→ **Your instructions**:
Wherever "Pixel" turns up in a line of the entries below, that line counts. Say how many such lines there are, with no other words.

[Dataset rows for apps and sites]

╭──

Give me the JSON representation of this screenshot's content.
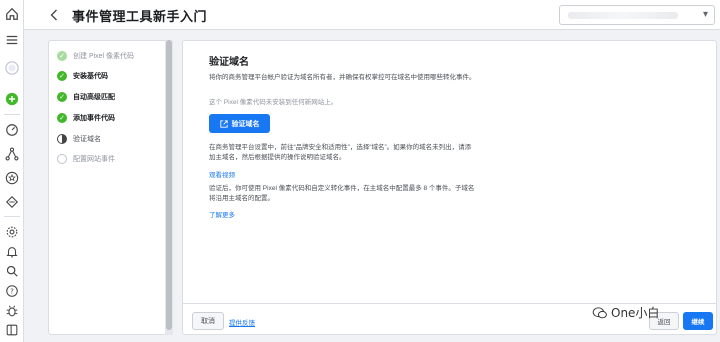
{
  "header": {
    "title": "事件管理工具新手入门",
    "account_select_value": ""
  },
  "steps": [
    {
      "label": "创建 Pixel 像素代码",
      "state": "done-light"
    },
    {
      "label": "安装基代码",
      "state": "done"
    },
    {
      "label": "自动高级匹配",
      "state": "done"
    },
    {
      "label": "添加事件代码",
      "state": "done"
    },
    {
      "label": "验证域名",
      "state": "current"
    },
    {
      "label": "配置网站事件",
      "state": "pending"
    }
  ],
  "main": {
    "title": "验证域名",
    "description": "将你的商务管理平台帐户验证为域名所有者，并确保有权掌控可在域名中使用哪些转化事件。",
    "note": "这个 Pixel 像素代码未安装到任何新网站上。",
    "verify_button": "验证域名",
    "para1_line1": "在商务管理平台设置中，前往“品牌安全和适用性”，选择“域名”。如果你的域名未列出，请添",
    "para1_line2": "加主域名，然后根据提供的操作说明验证域名。",
    "link_video": "观看视频",
    "para2_line1": "验证后，你可使用 Pixel 像素代码和自定义转化事件，在主域名中配置最多 8 个事件。子域名",
    "para2_line2": "将沿用主域名的配置。",
    "link_more": "了解更多"
  },
  "footer": {
    "cancel": "取消",
    "feedback": "提供反馈",
    "back": "返回",
    "next": "继续"
  },
  "watermark": "One小白",
  "colors": {
    "primary": "#1877f2",
    "success": "#42b72a"
  }
}
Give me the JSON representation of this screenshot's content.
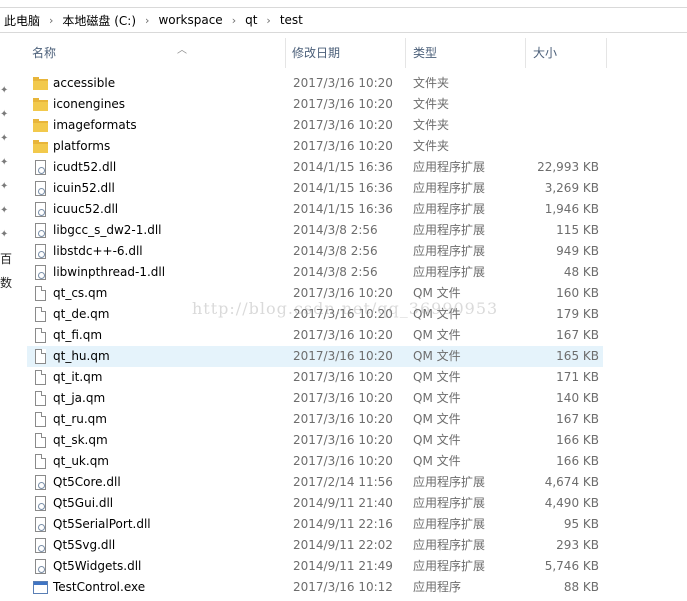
{
  "breadcrumb": [
    "此电脑",
    "本地磁盘 (C:)",
    "workspace",
    "qt",
    "test"
  ],
  "columns": {
    "name": "名称",
    "date": "修改日期",
    "type": "类型",
    "size": "大小"
  },
  "nav_pane": {
    "text1": "百",
    "text2": "数"
  },
  "watermark": "http://blog.csdn.net/qq_36990953",
  "files": [
    {
      "name": "accessible",
      "date": "2017/3/16 10:20",
      "type": "文件夹",
      "size": "",
      "icon": "folder-icon"
    },
    {
      "name": "iconengines",
      "date": "2017/3/16 10:20",
      "type": "文件夹",
      "size": "",
      "icon": "folder-icon"
    },
    {
      "name": "imageformats",
      "date": "2017/3/16 10:20",
      "type": "文件夹",
      "size": "",
      "icon": "folder-icon"
    },
    {
      "name": "platforms",
      "date": "2017/3/16 10:20",
      "type": "文件夹",
      "size": "",
      "icon": "folder-icon"
    },
    {
      "name": "icudt52.dll",
      "date": "2014/1/15 16:36",
      "type": "应用程序扩展",
      "size": "22,993 KB",
      "icon": "dll-icon"
    },
    {
      "name": "icuin52.dll",
      "date": "2014/1/15 16:36",
      "type": "应用程序扩展",
      "size": "3,269 KB",
      "icon": "dll-icon"
    },
    {
      "name": "icuuc52.dll",
      "date": "2014/1/15 16:36",
      "type": "应用程序扩展",
      "size": "1,946 KB",
      "icon": "dll-icon"
    },
    {
      "name": "libgcc_s_dw2-1.dll",
      "date": "2014/3/8 2:56",
      "type": "应用程序扩展",
      "size": "115 KB",
      "icon": "dll-icon"
    },
    {
      "name": "libstdc++-6.dll",
      "date": "2014/3/8 2:56",
      "type": "应用程序扩展",
      "size": "949 KB",
      "icon": "dll-icon"
    },
    {
      "name": "libwinpthread-1.dll",
      "date": "2014/3/8 2:56",
      "type": "应用程序扩展",
      "size": "48 KB",
      "icon": "dll-icon"
    },
    {
      "name": "qt_cs.qm",
      "date": "2017/3/16 10:20",
      "type": "QM 文件",
      "size": "160 KB",
      "icon": "file-icon"
    },
    {
      "name": "qt_de.qm",
      "date": "2017/3/16 10:20",
      "type": "QM 文件",
      "size": "179 KB",
      "icon": "file-icon"
    },
    {
      "name": "qt_fi.qm",
      "date": "2017/3/16 10:20",
      "type": "QM 文件",
      "size": "167 KB",
      "icon": "file-icon"
    },
    {
      "name": "qt_hu.qm",
      "date": "2017/3/16 10:20",
      "type": "QM 文件",
      "size": "165 KB",
      "icon": "file-icon",
      "selected": true
    },
    {
      "name": "qt_it.qm",
      "date": "2017/3/16 10:20",
      "type": "QM 文件",
      "size": "171 KB",
      "icon": "file-icon"
    },
    {
      "name": "qt_ja.qm",
      "date": "2017/3/16 10:20",
      "type": "QM 文件",
      "size": "140 KB",
      "icon": "file-icon"
    },
    {
      "name": "qt_ru.qm",
      "date": "2017/3/16 10:20",
      "type": "QM 文件",
      "size": "167 KB",
      "icon": "file-icon"
    },
    {
      "name": "qt_sk.qm",
      "date": "2017/3/16 10:20",
      "type": "QM 文件",
      "size": "166 KB",
      "icon": "file-icon"
    },
    {
      "name": "qt_uk.qm",
      "date": "2017/3/16 10:20",
      "type": "QM 文件",
      "size": "166 KB",
      "icon": "file-icon"
    },
    {
      "name": "Qt5Core.dll",
      "date": "2017/2/14 11:56",
      "type": "应用程序扩展",
      "size": "4,674 KB",
      "icon": "dll-icon"
    },
    {
      "name": "Qt5Gui.dll",
      "date": "2014/9/11 21:40",
      "type": "应用程序扩展",
      "size": "4,490 KB",
      "icon": "dll-icon"
    },
    {
      "name": "Qt5SerialPort.dll",
      "date": "2014/9/11 22:16",
      "type": "应用程序扩展",
      "size": "95 KB",
      "icon": "dll-icon"
    },
    {
      "name": "Qt5Svg.dll",
      "date": "2014/9/11 22:02",
      "type": "应用程序扩展",
      "size": "293 KB",
      "icon": "dll-icon"
    },
    {
      "name": "Qt5Widgets.dll",
      "date": "2014/9/11 21:49",
      "type": "应用程序扩展",
      "size": "5,746 KB",
      "icon": "dll-icon"
    },
    {
      "name": "TestControl.exe",
      "date": "2017/3/16 10:12",
      "type": "应用程序",
      "size": "88 KB",
      "icon": "exe-icon"
    }
  ]
}
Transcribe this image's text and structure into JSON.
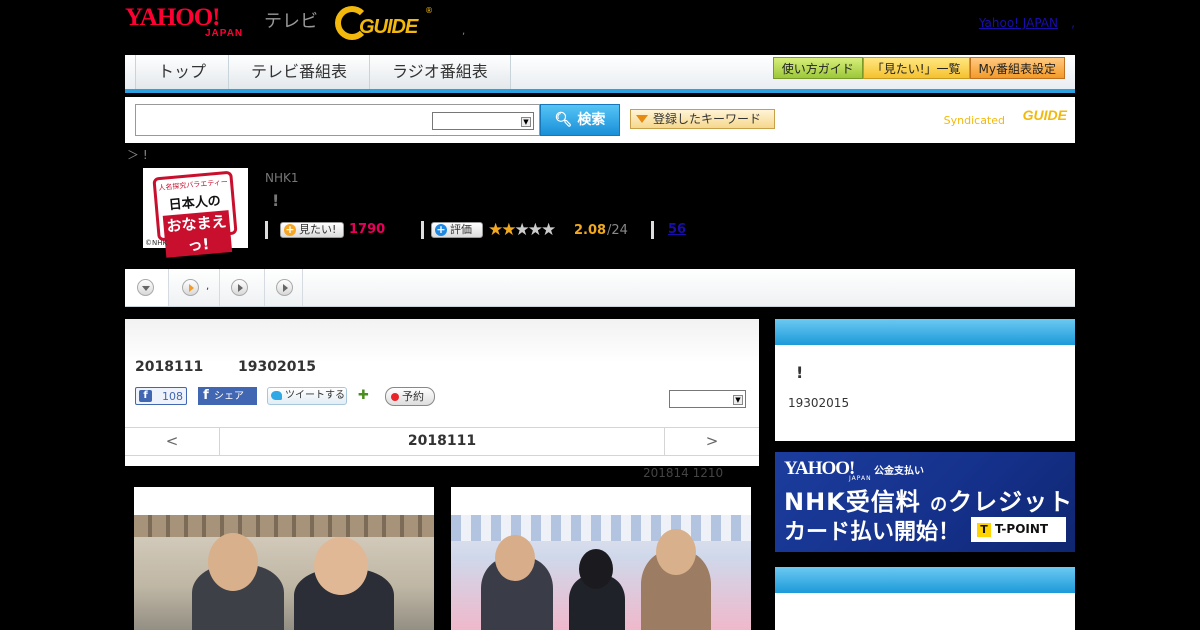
{
  "header": {
    "logo_yahoo": "YAHOO!",
    "logo_japan": "JAPAN",
    "logo_tv": "テレビ",
    "logo_gguide": "GUIDE",
    "logo_gguide_reg": "®",
    "dot": ",",
    "yahoo_japan_link": "Yahoo! JAPAN",
    "link_sep": ","
  },
  "nav": {
    "tabs": [
      "トップ",
      "テレビ番組表",
      "ラジオ番組表"
    ],
    "buttons": [
      "使い方ガイド",
      "「見たい!」一覧",
      "My番組表設定"
    ]
  },
  "search": {
    "input_value": "",
    "select_value": "",
    "button_label": "検索",
    "keyword_button": "登録したキーワード",
    "syndicated_label": "Syndicated",
    "syndicated_logo": "GUIDE"
  },
  "breadcrumb": "＞ !",
  "program": {
    "thumb": {
      "top": "人名探究バラエティー",
      "mid": "日本人の",
      "bottom": "おなまえっ!",
      "credit": "©NHK"
    },
    "channel": "NHK1",
    "title": "!",
    "watch_label": "見たい!",
    "watch_count": "1790",
    "rate_label": "評価",
    "rating_value": 2.08,
    "rating_display": "2.08",
    "rating_max": "/24",
    "review_count": "56"
  },
  "tabstrip": {
    "dot": ","
  },
  "main": {
    "air_date": "2018111",
    "air_time": "19302015",
    "fb_like_count": "108",
    "fb_share_label": "シェア",
    "tweet_label": "ツイートする",
    "reserve_label": "予約",
    "select_value": "",
    "date_nav": {
      "prev": "<",
      "date": "2018111",
      "next": ">"
    },
    "updated": "201814  1210"
  },
  "side": {
    "title": "!",
    "time": "19302015"
  },
  "ad": {
    "brand": "YAHOO!",
    "brand_japan": "JAPAN",
    "tag": "公金支払い",
    "line1_a": "NHK受信料",
    "line1_b": "の",
    "line1_c": "クレジット",
    "line2": "カード払い開始！",
    "tpoint": "T-POINT",
    "tpoint_icon": "T"
  },
  "colors": {
    "accent_blue": "#2da1e0",
    "watch_pink": "#e6005c",
    "rating_orange": "#f2a91e",
    "yahoo_red": "#ff0033"
  }
}
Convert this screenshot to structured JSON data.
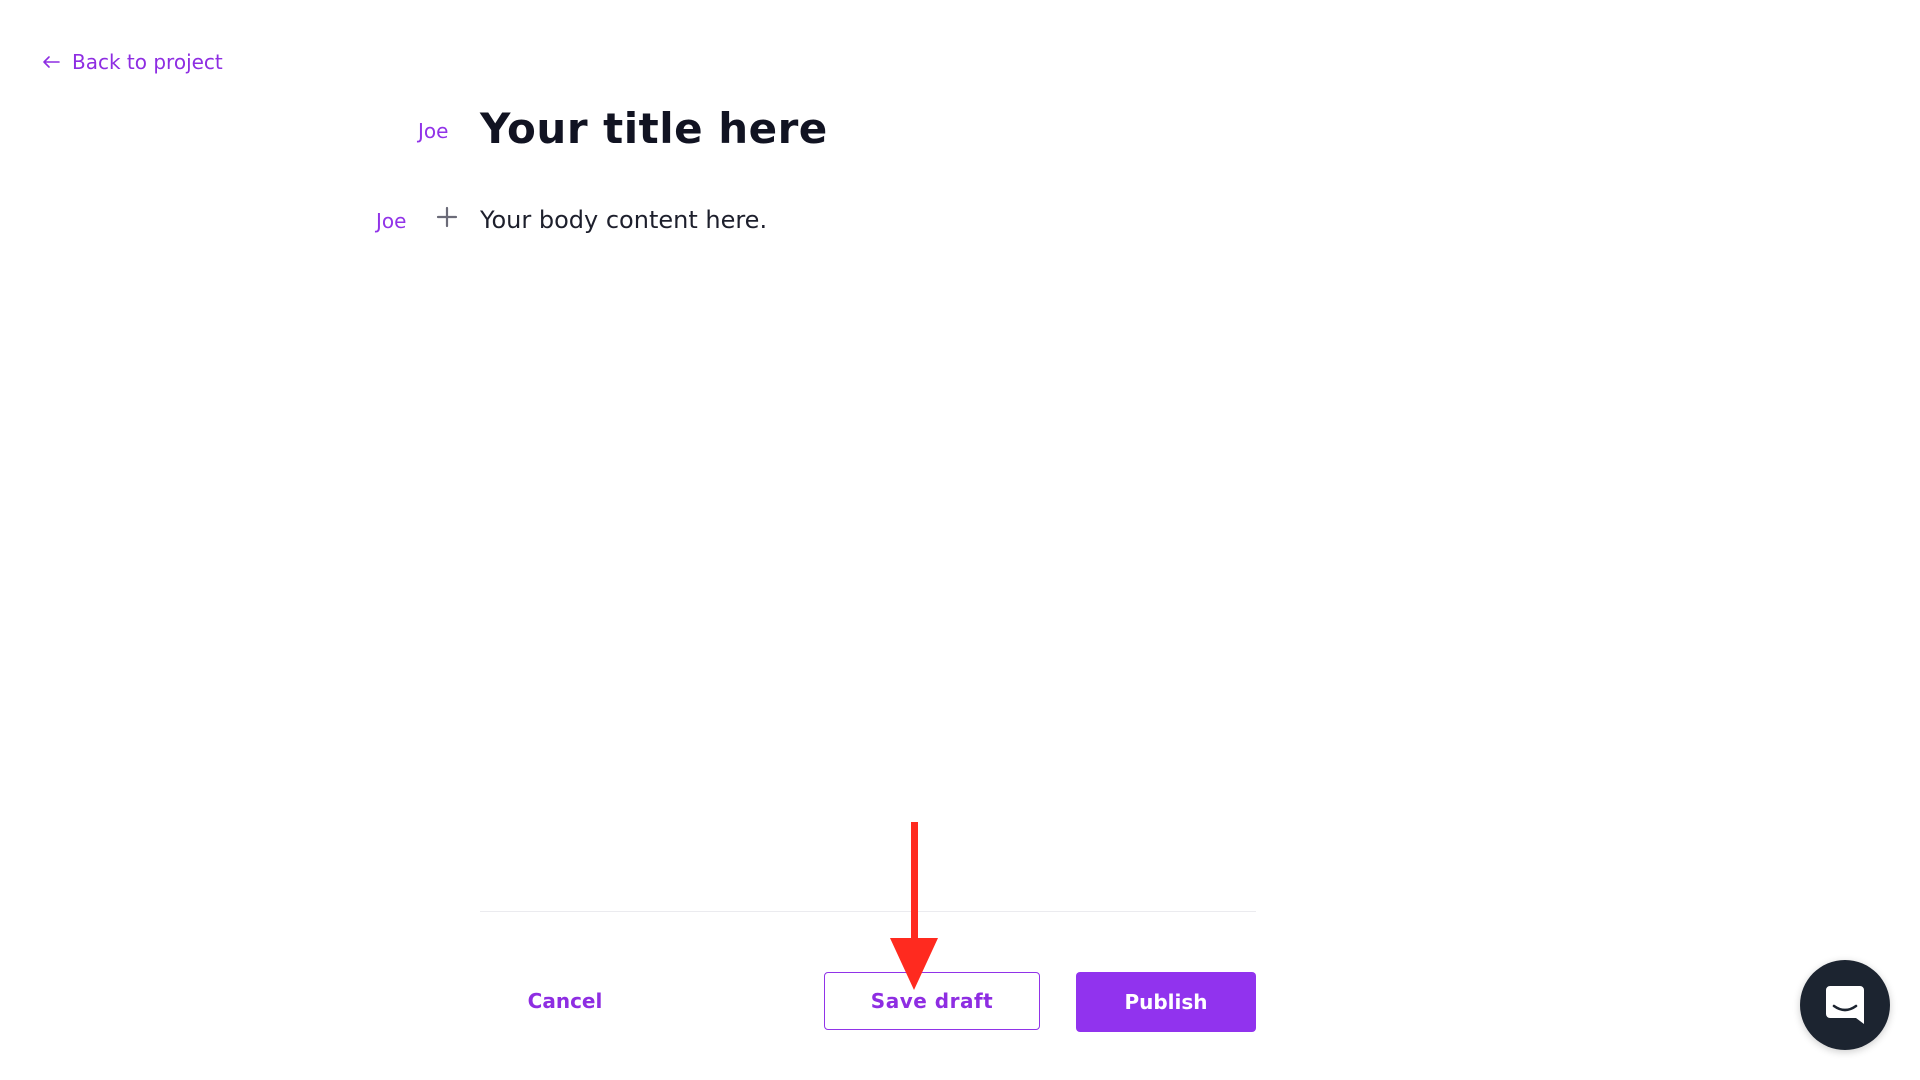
{
  "nav": {
    "back_label": "Back to project",
    "back_icon": "arrow-left-icon"
  },
  "document": {
    "title": "Your title here",
    "title_author": "Joe",
    "body": "Your body content here.",
    "body_author": "Joe",
    "add_block_icon": "plus-icon"
  },
  "footer": {
    "cancel_label": "Cancel",
    "save_draft_label": "Save draft",
    "publish_label": "Publish"
  },
  "annotation": {
    "type": "arrow-down",
    "color": "#ff2a1f",
    "target": "save-draft-button"
  },
  "chat": {
    "icon": "chat-icon"
  },
  "colors": {
    "accent": "#9133e8",
    "title_text": "#111322",
    "body_text": "#1d1f2c",
    "chat_bg": "#1c2430"
  }
}
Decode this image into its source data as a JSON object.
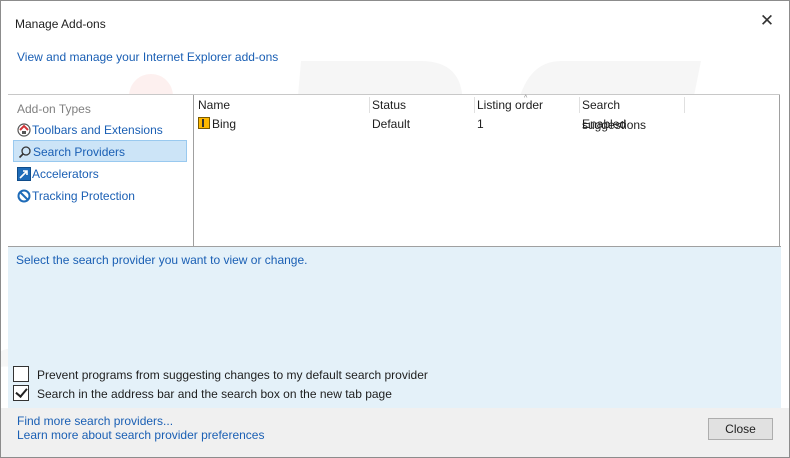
{
  "window": {
    "title": "Manage Add-ons",
    "close_glyph": "✕"
  },
  "header": {
    "link_text": "View and manage your Internet Explorer add-ons"
  },
  "sidebar": {
    "title": "Add-on Types",
    "items": [
      {
        "label": "Toolbars and Extensions",
        "icon": "toolbars-extensions-icon",
        "selected": false
      },
      {
        "label": "Search Providers",
        "icon": "search-magnifier-icon",
        "selected": true
      },
      {
        "label": "Accelerators",
        "icon": "accelerator-arrow-icon",
        "selected": false
      },
      {
        "label": "Tracking Protection",
        "icon": "blocked-circle-icon",
        "selected": false
      }
    ]
  },
  "table": {
    "columns": [
      "Name",
      "Status",
      "Listing order",
      "Search suggestions"
    ],
    "rows": [
      {
        "name": "Bing",
        "status": "Default",
        "listing_order": "1",
        "search_suggestions": "Enabled",
        "icon": "bing-icon"
      }
    ]
  },
  "details": {
    "prompt": "Select the search provider you want to view or change.",
    "options": [
      {
        "label": "Prevent programs from suggesting changes to my default search provider",
        "checked": false
      },
      {
        "label": "Search in the address bar and the search box on the new tab page",
        "checked": true
      }
    ]
  },
  "footer": {
    "links": [
      "Find more search providers...",
      "Learn more about search provider preferences"
    ],
    "close_label": "Close"
  },
  "colors": {
    "link": "#1a5fb4",
    "selection": "#cce4f7",
    "details_bg": "#e4f1f9",
    "footer_bg": "#f0f0f0"
  }
}
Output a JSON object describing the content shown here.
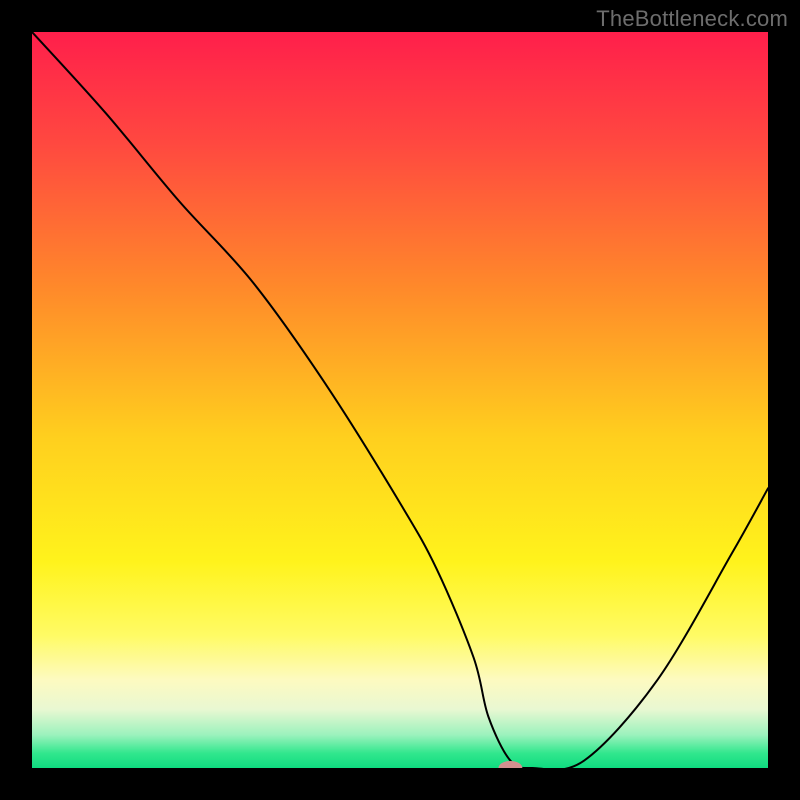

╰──

→ **Solution to the problem**:
3